> [ACTIVITY]: The lines to copy are those with "selected" in them. Pull each one from the entries below.

> [RECORDS SHOWN]:
--- START ---

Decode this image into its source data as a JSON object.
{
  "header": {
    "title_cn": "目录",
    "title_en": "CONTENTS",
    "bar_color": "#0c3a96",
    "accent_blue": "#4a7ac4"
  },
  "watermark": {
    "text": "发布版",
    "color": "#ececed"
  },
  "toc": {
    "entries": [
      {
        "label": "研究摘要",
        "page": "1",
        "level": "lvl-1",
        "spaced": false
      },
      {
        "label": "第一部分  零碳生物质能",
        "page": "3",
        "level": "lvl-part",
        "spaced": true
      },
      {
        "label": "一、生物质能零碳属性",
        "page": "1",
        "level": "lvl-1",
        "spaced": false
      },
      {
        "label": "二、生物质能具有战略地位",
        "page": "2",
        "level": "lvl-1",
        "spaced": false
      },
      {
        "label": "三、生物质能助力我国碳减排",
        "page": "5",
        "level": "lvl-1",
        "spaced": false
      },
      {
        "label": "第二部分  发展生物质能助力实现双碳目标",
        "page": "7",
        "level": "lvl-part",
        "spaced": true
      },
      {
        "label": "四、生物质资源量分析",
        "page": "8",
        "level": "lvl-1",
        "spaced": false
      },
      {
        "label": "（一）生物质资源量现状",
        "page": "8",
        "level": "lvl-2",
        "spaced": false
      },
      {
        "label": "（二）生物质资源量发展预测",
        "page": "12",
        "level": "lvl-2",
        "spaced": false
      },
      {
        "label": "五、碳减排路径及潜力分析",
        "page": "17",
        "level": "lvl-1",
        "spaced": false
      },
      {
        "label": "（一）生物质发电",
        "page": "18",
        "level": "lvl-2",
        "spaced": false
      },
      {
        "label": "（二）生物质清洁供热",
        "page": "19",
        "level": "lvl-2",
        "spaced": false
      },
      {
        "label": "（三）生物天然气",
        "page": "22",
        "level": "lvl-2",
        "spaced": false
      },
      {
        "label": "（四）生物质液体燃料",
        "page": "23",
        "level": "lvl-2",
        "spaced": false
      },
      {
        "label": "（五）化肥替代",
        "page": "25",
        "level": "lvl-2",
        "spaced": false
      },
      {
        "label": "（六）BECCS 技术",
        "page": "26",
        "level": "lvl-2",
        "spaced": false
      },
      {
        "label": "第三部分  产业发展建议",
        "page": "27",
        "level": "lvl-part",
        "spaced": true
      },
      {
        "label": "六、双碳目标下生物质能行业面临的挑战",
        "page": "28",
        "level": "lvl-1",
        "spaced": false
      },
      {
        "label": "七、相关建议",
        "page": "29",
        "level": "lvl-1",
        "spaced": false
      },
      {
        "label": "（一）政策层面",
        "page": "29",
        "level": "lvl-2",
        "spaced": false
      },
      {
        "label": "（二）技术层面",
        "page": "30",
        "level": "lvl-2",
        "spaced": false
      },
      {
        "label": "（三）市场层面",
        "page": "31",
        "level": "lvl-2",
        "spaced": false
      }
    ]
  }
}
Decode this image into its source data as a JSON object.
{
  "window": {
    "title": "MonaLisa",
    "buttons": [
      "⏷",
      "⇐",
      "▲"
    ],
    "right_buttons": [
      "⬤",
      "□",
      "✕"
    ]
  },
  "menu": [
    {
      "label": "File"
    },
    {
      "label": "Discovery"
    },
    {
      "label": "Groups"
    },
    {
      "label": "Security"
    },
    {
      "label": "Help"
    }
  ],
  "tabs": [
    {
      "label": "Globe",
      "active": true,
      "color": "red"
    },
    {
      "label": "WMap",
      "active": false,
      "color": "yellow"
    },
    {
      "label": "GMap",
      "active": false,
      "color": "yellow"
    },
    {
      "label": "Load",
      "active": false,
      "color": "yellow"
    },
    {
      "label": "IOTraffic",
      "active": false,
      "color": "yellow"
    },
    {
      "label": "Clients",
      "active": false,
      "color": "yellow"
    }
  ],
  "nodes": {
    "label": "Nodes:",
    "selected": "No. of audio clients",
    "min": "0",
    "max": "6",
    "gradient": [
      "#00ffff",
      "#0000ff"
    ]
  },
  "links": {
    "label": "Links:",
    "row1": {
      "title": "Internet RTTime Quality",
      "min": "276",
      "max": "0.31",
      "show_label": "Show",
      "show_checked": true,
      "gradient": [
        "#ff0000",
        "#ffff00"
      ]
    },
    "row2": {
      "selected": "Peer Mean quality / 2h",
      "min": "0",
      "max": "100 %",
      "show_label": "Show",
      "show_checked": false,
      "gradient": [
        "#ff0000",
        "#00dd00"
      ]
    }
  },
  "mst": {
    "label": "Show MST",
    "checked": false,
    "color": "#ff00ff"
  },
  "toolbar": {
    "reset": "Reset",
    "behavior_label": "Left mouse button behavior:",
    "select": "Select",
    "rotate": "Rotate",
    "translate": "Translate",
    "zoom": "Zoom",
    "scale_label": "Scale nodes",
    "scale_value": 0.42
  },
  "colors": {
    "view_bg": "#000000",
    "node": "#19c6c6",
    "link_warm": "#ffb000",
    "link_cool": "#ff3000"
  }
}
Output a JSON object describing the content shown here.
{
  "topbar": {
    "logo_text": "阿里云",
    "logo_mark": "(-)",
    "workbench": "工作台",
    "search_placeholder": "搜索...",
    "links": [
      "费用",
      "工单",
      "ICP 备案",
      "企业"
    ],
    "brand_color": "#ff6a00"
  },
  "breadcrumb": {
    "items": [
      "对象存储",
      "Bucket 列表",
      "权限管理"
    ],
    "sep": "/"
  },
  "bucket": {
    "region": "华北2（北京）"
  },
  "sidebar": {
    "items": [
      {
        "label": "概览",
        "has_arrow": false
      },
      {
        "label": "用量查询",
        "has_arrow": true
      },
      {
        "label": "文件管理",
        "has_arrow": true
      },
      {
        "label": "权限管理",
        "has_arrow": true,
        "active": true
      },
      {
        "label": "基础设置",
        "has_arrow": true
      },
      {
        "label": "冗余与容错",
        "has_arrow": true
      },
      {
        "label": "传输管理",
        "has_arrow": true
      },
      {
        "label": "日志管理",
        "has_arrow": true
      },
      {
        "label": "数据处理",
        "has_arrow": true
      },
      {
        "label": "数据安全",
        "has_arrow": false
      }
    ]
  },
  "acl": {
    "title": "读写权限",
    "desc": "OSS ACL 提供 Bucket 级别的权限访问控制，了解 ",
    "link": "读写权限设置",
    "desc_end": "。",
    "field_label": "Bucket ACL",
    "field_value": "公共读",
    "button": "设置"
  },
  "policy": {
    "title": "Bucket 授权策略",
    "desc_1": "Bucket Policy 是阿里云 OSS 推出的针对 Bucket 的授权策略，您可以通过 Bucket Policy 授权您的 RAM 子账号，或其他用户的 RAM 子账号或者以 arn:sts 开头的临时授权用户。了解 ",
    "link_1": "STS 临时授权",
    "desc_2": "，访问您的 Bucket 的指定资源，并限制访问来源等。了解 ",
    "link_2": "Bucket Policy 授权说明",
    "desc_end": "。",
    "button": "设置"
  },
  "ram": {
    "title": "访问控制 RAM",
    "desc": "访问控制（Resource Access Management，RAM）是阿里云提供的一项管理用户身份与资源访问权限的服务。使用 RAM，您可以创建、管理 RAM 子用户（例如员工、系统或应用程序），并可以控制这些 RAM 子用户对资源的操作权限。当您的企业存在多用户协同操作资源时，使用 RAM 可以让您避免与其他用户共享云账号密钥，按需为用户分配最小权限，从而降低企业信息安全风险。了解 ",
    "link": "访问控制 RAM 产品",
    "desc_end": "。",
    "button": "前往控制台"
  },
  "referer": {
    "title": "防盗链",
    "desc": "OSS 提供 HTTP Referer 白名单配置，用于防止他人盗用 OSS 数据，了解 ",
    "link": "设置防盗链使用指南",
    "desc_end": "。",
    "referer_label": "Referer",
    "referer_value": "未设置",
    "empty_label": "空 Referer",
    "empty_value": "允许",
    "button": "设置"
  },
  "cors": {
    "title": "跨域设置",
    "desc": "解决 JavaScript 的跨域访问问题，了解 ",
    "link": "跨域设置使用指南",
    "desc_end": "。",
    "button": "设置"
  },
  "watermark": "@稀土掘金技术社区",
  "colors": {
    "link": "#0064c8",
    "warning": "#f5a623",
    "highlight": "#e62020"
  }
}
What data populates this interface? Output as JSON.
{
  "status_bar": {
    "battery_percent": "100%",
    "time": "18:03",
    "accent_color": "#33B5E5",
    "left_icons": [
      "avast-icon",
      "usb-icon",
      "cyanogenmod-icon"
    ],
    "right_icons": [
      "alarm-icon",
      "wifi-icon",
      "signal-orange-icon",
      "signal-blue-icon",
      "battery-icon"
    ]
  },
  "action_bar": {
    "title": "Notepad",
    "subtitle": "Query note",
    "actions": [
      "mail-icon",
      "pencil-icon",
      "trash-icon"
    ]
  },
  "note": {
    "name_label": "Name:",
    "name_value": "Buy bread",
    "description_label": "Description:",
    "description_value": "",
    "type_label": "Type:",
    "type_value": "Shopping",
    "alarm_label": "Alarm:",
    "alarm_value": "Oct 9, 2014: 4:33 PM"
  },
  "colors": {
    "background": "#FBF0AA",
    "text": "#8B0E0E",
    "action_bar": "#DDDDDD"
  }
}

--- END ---

> [ANSWER FOR THIS EXERCISE]:
    "selected": "No. of audio clients",
      "selected": "Peer Mean quality / 2h",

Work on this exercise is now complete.